Records excerpted from a collection
/---
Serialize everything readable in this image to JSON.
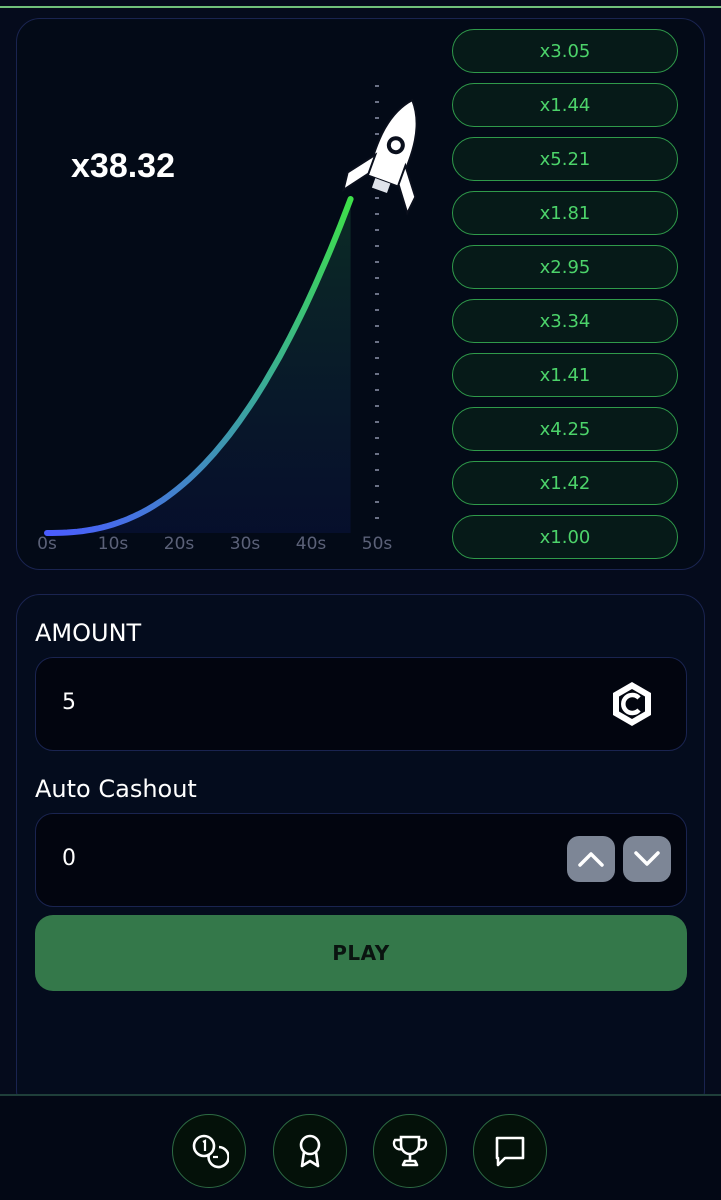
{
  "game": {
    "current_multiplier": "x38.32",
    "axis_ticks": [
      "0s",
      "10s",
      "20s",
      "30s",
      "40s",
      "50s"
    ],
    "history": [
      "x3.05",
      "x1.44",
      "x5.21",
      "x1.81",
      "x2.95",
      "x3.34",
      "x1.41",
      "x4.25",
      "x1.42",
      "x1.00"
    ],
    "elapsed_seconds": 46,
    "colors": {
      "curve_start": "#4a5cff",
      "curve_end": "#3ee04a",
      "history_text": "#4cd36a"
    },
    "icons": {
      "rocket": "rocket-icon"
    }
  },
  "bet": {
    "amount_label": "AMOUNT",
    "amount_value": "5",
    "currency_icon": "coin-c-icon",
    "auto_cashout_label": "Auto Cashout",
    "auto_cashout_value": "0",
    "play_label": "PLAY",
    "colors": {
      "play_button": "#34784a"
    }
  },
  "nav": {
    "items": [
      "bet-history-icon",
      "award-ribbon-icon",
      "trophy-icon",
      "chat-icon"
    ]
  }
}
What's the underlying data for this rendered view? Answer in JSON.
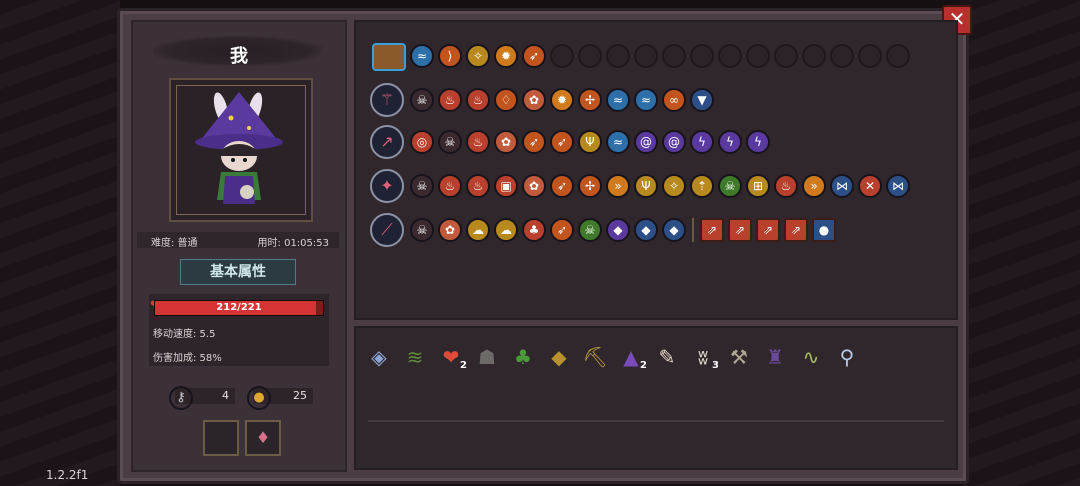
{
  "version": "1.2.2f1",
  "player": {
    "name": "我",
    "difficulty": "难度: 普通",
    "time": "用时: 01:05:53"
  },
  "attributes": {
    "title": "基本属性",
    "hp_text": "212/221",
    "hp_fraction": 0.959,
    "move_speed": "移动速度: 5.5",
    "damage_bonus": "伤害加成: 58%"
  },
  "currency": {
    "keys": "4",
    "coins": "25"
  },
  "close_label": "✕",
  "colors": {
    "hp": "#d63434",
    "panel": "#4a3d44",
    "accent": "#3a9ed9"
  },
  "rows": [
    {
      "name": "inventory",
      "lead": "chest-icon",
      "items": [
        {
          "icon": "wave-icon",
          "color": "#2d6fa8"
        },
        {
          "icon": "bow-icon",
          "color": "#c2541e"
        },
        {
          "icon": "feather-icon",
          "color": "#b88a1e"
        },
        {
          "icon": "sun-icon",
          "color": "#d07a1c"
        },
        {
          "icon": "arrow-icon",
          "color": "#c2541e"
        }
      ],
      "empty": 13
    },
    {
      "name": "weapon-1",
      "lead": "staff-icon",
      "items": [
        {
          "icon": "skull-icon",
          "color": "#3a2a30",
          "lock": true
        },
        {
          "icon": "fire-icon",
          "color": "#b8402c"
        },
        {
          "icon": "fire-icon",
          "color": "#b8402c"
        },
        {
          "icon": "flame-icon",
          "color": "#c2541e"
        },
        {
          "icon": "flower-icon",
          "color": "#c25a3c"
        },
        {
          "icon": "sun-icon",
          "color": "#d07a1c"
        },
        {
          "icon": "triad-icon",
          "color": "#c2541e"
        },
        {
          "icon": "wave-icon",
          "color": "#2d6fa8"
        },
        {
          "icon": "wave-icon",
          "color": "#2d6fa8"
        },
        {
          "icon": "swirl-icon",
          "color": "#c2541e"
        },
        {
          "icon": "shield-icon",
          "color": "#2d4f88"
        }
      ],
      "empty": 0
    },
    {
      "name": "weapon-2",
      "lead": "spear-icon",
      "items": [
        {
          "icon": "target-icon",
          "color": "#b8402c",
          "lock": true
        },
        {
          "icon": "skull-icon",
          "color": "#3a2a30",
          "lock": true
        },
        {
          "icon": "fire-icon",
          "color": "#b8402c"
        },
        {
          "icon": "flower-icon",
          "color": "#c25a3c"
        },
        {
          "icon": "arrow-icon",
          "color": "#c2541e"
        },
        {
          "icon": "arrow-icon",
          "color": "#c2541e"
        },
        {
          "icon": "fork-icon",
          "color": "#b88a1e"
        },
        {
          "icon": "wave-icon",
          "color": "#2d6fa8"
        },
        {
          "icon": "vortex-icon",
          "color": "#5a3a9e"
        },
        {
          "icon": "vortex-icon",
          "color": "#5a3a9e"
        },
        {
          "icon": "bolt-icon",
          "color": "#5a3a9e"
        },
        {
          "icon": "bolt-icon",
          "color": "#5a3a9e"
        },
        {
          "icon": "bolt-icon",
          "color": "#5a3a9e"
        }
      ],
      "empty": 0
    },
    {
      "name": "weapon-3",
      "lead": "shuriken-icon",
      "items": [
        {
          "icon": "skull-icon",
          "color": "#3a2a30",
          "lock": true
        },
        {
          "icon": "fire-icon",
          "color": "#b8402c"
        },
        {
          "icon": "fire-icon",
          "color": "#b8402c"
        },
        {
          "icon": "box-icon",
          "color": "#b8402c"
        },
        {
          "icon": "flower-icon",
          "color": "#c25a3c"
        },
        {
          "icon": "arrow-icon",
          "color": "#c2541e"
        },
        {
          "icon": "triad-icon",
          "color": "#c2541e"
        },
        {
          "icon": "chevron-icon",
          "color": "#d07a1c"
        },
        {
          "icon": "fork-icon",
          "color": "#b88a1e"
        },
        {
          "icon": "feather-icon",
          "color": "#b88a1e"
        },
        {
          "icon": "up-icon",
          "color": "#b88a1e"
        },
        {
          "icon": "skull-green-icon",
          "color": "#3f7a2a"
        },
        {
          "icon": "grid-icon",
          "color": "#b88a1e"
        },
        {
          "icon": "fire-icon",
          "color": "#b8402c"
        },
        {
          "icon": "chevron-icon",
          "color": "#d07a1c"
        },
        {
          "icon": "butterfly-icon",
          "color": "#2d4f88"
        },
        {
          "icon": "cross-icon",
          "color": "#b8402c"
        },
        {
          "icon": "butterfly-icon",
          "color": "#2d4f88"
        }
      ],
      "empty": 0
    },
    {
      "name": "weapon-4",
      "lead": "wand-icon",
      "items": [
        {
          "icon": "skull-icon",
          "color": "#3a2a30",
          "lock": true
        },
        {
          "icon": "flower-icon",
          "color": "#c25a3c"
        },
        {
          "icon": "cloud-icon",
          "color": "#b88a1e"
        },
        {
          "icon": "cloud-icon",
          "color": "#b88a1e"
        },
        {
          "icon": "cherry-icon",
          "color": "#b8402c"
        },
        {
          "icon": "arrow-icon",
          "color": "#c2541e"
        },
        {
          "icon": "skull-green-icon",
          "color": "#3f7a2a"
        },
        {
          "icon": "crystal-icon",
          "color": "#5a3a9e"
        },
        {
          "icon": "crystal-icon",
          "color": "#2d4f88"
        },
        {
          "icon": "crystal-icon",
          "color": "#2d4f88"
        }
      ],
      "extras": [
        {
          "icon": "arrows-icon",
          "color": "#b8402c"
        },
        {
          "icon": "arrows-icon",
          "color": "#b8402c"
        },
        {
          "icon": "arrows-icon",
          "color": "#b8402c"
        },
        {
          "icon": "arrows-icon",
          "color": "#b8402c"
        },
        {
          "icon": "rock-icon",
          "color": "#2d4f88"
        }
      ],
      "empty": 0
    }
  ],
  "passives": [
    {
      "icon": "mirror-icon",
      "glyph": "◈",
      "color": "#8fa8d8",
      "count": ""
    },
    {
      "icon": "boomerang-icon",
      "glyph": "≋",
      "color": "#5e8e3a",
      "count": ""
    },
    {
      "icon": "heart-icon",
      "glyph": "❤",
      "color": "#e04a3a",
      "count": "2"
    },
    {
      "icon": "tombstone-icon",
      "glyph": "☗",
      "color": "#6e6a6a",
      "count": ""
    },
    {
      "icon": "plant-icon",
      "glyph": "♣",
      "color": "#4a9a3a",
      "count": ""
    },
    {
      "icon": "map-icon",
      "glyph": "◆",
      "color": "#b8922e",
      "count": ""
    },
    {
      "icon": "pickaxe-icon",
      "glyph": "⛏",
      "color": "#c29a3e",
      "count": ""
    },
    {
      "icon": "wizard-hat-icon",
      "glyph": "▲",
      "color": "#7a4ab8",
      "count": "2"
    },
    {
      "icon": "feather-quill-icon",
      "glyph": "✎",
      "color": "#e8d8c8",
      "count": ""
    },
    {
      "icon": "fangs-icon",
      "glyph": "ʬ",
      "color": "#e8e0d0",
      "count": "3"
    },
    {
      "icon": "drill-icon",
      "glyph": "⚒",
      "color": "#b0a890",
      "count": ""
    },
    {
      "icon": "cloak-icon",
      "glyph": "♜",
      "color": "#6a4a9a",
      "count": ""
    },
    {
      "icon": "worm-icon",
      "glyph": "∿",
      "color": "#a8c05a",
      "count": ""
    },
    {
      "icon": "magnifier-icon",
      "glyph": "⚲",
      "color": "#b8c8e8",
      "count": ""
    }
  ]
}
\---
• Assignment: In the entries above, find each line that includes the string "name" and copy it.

• Exercise answer:
    "name": "我",
      "name": "inventory",
      "name": "weapon-1",
      "name": "weapon-2",
      "name": "weapon-3",
      "name": "weapon-4",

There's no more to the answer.